Exercise objective:
Wherever "letter" appears in the records below, copy the line that holds it.

*** Available records ***

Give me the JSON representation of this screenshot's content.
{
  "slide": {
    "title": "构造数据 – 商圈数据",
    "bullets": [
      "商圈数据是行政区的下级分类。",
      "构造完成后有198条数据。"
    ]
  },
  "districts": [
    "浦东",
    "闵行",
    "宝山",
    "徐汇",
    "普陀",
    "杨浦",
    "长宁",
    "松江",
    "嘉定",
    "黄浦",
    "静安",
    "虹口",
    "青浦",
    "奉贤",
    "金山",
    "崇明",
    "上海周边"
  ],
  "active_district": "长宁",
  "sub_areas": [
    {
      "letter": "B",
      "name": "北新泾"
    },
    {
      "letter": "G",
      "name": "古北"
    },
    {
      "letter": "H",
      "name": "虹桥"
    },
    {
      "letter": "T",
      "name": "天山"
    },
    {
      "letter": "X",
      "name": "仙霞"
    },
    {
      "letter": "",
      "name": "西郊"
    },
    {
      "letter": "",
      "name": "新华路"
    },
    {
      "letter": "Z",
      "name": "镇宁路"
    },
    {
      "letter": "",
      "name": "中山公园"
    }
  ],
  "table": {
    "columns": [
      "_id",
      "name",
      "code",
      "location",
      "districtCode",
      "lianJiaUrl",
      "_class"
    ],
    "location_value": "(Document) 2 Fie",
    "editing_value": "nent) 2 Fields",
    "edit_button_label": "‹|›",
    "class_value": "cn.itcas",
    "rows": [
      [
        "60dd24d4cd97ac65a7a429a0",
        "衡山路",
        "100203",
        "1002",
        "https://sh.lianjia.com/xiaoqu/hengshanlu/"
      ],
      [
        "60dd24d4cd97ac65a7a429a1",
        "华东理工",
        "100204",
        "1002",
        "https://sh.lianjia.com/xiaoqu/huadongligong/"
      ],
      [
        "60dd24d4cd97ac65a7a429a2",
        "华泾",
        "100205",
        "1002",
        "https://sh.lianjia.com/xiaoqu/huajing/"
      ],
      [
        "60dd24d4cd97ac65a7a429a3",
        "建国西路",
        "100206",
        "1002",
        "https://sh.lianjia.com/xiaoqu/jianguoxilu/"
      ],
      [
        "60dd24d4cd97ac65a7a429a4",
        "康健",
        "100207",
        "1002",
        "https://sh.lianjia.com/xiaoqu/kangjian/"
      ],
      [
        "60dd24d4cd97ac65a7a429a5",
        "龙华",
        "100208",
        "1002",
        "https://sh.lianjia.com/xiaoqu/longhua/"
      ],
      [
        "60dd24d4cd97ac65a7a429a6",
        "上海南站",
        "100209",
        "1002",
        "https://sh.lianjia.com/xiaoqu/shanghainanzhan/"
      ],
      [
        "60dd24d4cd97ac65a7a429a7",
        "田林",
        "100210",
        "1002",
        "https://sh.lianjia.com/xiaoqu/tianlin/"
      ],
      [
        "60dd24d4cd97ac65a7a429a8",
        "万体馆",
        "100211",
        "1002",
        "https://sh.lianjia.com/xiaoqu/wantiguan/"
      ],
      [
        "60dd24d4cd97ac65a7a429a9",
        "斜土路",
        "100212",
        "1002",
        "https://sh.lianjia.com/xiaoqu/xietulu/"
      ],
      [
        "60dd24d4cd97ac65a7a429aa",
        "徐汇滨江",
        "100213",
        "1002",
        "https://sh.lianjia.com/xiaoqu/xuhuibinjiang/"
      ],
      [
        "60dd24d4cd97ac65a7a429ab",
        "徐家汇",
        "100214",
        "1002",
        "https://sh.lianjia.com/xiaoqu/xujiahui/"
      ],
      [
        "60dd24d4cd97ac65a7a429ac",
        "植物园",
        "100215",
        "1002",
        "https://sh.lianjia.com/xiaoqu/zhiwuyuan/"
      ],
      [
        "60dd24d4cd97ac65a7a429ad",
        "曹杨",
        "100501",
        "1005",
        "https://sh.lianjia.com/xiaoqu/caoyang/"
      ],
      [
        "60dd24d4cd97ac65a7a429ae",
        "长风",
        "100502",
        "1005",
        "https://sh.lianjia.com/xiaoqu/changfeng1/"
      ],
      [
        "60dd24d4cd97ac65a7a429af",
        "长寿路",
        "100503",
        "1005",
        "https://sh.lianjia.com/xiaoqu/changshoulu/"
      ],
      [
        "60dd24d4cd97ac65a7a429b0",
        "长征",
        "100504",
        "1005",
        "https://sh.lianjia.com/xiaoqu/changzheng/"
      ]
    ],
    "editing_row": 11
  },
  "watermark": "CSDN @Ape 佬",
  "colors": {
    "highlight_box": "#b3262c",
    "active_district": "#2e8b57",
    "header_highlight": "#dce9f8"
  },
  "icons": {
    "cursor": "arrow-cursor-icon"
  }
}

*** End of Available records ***

Answer to the problem:
      "letter": "B",
      "letter": "G",
      "letter": "H",
      "letter": "T",
      "letter": "X",
      "letter": "",
      "letter": "",
      "letter": "Z",
      "letter": "",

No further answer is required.